I started thinking that if Annetta could do it that way, so could I.  Another author-friend who I met at Chicago’s Printer’s Row Festival, Sean Hayden, was working with a small press, editing and writing his own fiction.  He and his significant other, Jen Wylie, opened their own small press called Untold Press, and began publishing their own fiction as well as a few other authors.  Yeah, it’s technically a small press, but it started as a way of indie publishing their own works.

Connecting the dots, I found the blogs of Dean Wesley Smith and J.A. Konrath, and then I found Hugh Howey.  WOOL was, for me, a revelation.  It was engrossing — I couldn’t hardly put it down when I purchased it as an ebook.  Howey’s story was almost as engrossing.  He put the book out in shorter installments, five of them, at $0.99 each, then compiled them into the single edition at $4.99.  And Hugh was making a killing financially, or so it seems.

I found “The Passive Voice” and answered a submissions call for a SF anthology called QUANTUM ZOO, and lo and behold, mine was one of the twelve stories accepted for publication in the volume.  If nothing else, it validated me in my own eyes as a writer.

From Konrath’s blog, I read a comment by author Steven M. Moore, and somehow realized that he wrote SF and thrillers, and I followed the link to his blog, and now I’ve read everything he’s written save (I think) two books.  (I’ll correct that oversight this year.)  I also found horror novels by Bryan Smith and by William Malmborg, which led me again to other horror novelists.

Now I’m reading one indie work after another, generally.  (I am trying to get a good run into Robert Crais’ third Joe Pike novel, called THE SENTRY, but haven’t found the time to get into it much.)  I am in the midst of a series (starting with E) by Kate Wrath.  I’m reading Mit Sandru’s novels.  I read Sean Platt, Johnny B. Truant, John Ellsworth, Bobby Adair, and Edward W. Robertson.

I’ve found tons of the fiction I want to read, and I haven’t broken the bank buying all these books.
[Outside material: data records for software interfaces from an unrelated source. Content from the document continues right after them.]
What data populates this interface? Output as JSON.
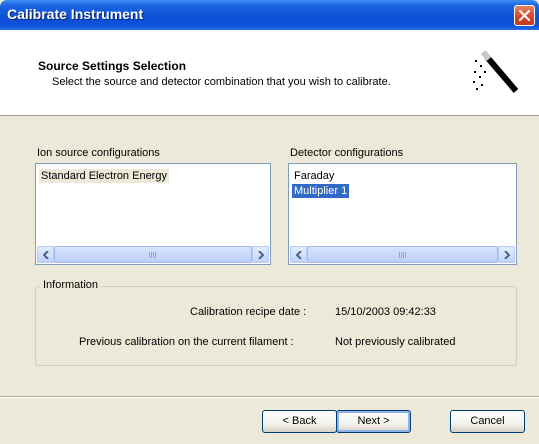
{
  "window": {
    "title": "Calibrate Instrument"
  },
  "header": {
    "title": "Source Settings Selection",
    "subtitle": "Select the source and detector combination that you wish to calibrate."
  },
  "ion_source": {
    "label": "Ion source configurations",
    "items": [
      "Standard Electron Energy"
    ]
  },
  "detector": {
    "label": "Detector configurations",
    "items": [
      "Faraday",
      "Multiplier 1"
    ],
    "selected": "Multiplier 1"
  },
  "information": {
    "legend": "Information",
    "recipe_date_label": "Calibration recipe date :",
    "recipe_date_value": "15/10/2003 09:42:33",
    "previous_label": "Previous calibration on the current filament :",
    "previous_value": "Not previously calibrated"
  },
  "buttons": {
    "back": "< Back",
    "next": "Next >",
    "cancel": "Cancel"
  },
  "icons": {
    "close": "close-icon",
    "wizard": "magic-wand-icon"
  }
}
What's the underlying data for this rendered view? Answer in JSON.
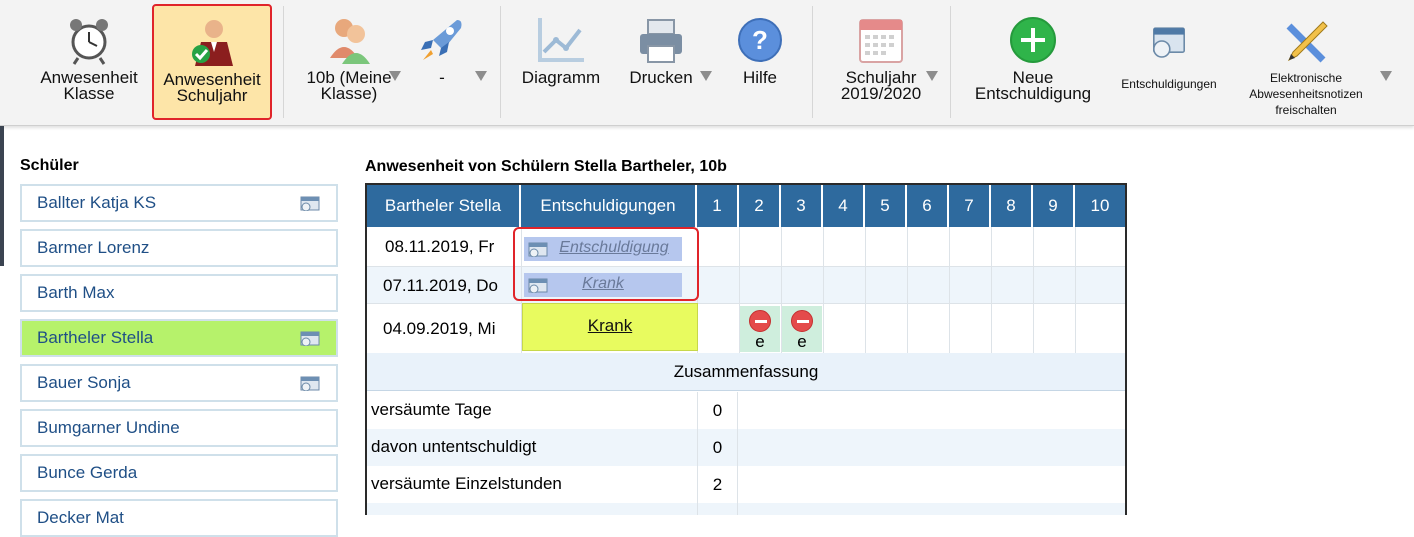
{
  "toolbar": {
    "attendance_class": "Anwesenheit Klasse",
    "attendance_year": "Anwesenheit Schuljahr",
    "class_select": "10b (Meine Klasse)",
    "dash_select": "-",
    "diagram": "Diagramm",
    "print": "Drucken",
    "help": "Hilfe",
    "school_year": "Schuljahr 2019/2020",
    "new_excuse": "Neue Entschuldigung",
    "excuses": "Entschuldigungen",
    "electronic_notes": "Elektronische Abwesenheitsnotizen freischalten"
  },
  "sidebar": {
    "title": "Schüler",
    "students": [
      {
        "name": "Ballter Katja KS",
        "has_icon": true
      },
      {
        "name": "Barmer Lorenz",
        "has_icon": false
      },
      {
        "name": "Barth Max",
        "has_icon": false
      },
      {
        "name": "Bartheler Stella",
        "has_icon": true,
        "selected": true
      },
      {
        "name": "Bauer Sonja",
        "has_icon": true
      },
      {
        "name": "Bumgarner Undine",
        "has_icon": false
      },
      {
        "name": "Bunce Gerda",
        "has_icon": false
      },
      {
        "name": "Decker Mat",
        "has_icon": false
      }
    ]
  },
  "main": {
    "title": "Anwesenheit von Schülern Stella Bartheler, 10b",
    "columns": [
      "Bartheler Stella",
      "Entschuldigungen",
      "1",
      "2",
      "3",
      "4",
      "5",
      "6",
      "7",
      "8",
      "9",
      "10"
    ],
    "rows": [
      {
        "date": "08.11.2019, Fr",
        "excuse": "Entschuldigung"
      },
      {
        "date": "07.11.2019, Do",
        "excuse": "Krank"
      },
      {
        "date": "04.09.2019, Mi",
        "excuse": "Krank",
        "absent_marks": [
          "e",
          "e"
        ]
      }
    ],
    "summary_title": "Zusammenfassung",
    "summary": [
      {
        "label": "versäumte Tage",
        "value": "0"
      },
      {
        "label": "davon untentschuldigt",
        "value": "0"
      },
      {
        "label": "versäumte Einzelstunden",
        "value": "2"
      }
    ]
  },
  "colors": {
    "header_blue": "#2e6a9e",
    "selected_student": "#b6f26b",
    "highlight_red": "#e0242a",
    "absence_green": "#cfeedd",
    "krank_yellow": "#e8fb5f"
  }
}
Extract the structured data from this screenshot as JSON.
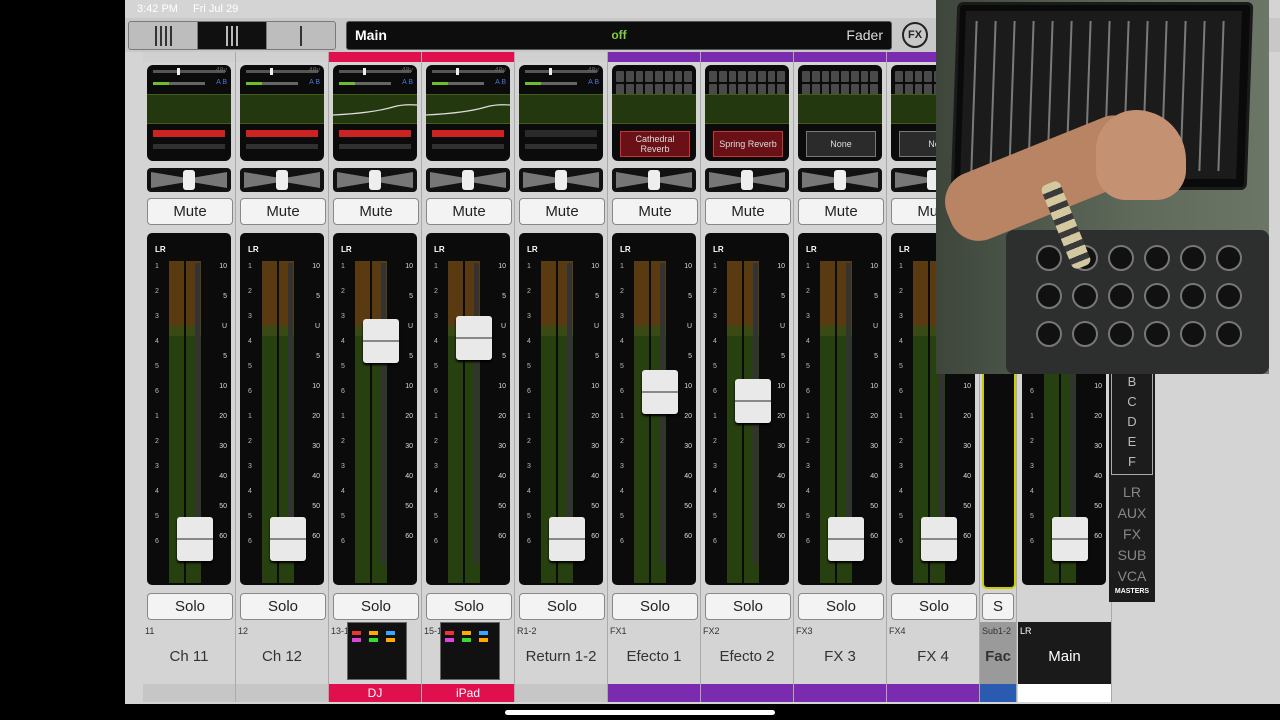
{
  "status": {
    "time": "3:42 PM",
    "date": "Fri Jul 29"
  },
  "topbar": {
    "main_label": "Main",
    "state": "off",
    "mode": "Fader",
    "fx_label": "FX"
  },
  "strips": [
    {
      "num": "11",
      "name": "Ch 11",
      "color": "#d0d0d0",
      "mute": "Mute",
      "solo": "Solo",
      "fader_level": 0.08,
      "kind": "channel",
      "eq_curve": false,
      "dyn": true
    },
    {
      "num": "12",
      "name": "Ch 12",
      "color": "#d0d0d0",
      "mute": "Mute",
      "solo": "Solo",
      "fader_level": 0.08,
      "kind": "channel",
      "eq_curve": false,
      "dyn": true
    },
    {
      "num": "13-14",
      "name": "DJ",
      "color": "#e0104f",
      "mute": "Mute",
      "solo": "Solo",
      "fader_level": 0.74,
      "kind": "channel",
      "eq_curve": true,
      "dyn": true,
      "thumb": true,
      "bottom": "DJ"
    },
    {
      "num": "15-16",
      "name": "iPad",
      "color": "#e0104f",
      "mute": "Mute",
      "solo": "Solo",
      "fader_level": 0.75,
      "kind": "channel",
      "eq_curve": true,
      "dyn": true,
      "thumb": true,
      "bottom": "iPad"
    },
    {
      "num": "R1-2",
      "name": "Return 1-2",
      "color": "#d0d0d0",
      "mute": "Mute",
      "solo": "Solo",
      "fader_level": 0.08,
      "kind": "channel",
      "eq_curve": false,
      "dyn": false
    },
    {
      "num": "FX1",
      "name": "Efecto 1",
      "color": "#7a2bb0",
      "mute": "Mute",
      "solo": "Solo",
      "fader_level": 0.57,
      "kind": "fx",
      "fx": "Cathedral Reverb",
      "fx_red": true
    },
    {
      "num": "FX2",
      "name": "Efecto 2",
      "color": "#7a2bb0",
      "mute": "Mute",
      "solo": "Solo",
      "fader_level": 0.54,
      "kind": "fx",
      "fx": "Spring Reverb",
      "fx_red": true
    },
    {
      "num": "FX3",
      "name": "FX 3",
      "color": "#7a2bb0",
      "mute": "Mute",
      "solo": "Solo",
      "fader_level": 0.08,
      "kind": "fx",
      "fx": "None",
      "fx_red": false
    },
    {
      "num": "FX4",
      "name": "FX 4",
      "color": "#7a2bb0",
      "mute": "Mute",
      "solo": "Solo",
      "fader_level": 0.08,
      "kind": "fx",
      "fx": "No",
      "fx_red": false
    }
  ],
  "sub": {
    "num": "Sub1-2",
    "name": "Fac",
    "solo": "S"
  },
  "main": {
    "num": "LR",
    "name": "Main"
  },
  "masters": {
    "letters": [
      "B",
      "C",
      "D",
      "E",
      "F"
    ],
    "groups": [
      "LR",
      "AUX",
      "FX",
      "SUB",
      "VCA"
    ],
    "label": "MASTERS"
  },
  "scale_right": [
    "10",
    "5",
    "U",
    "5",
    "10",
    "20",
    "30",
    "40",
    "50",
    "60"
  ],
  "scale_left": [
    "1",
    "2",
    "3",
    "4",
    "5",
    "6",
    "1",
    "2",
    "3",
    "4",
    "5",
    "6"
  ]
}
Not to mention, I’ve become an indie author myself, with a bunch of short stories and collections out as well as two novellas.

Buy indie.  Cut out that middle man!

*****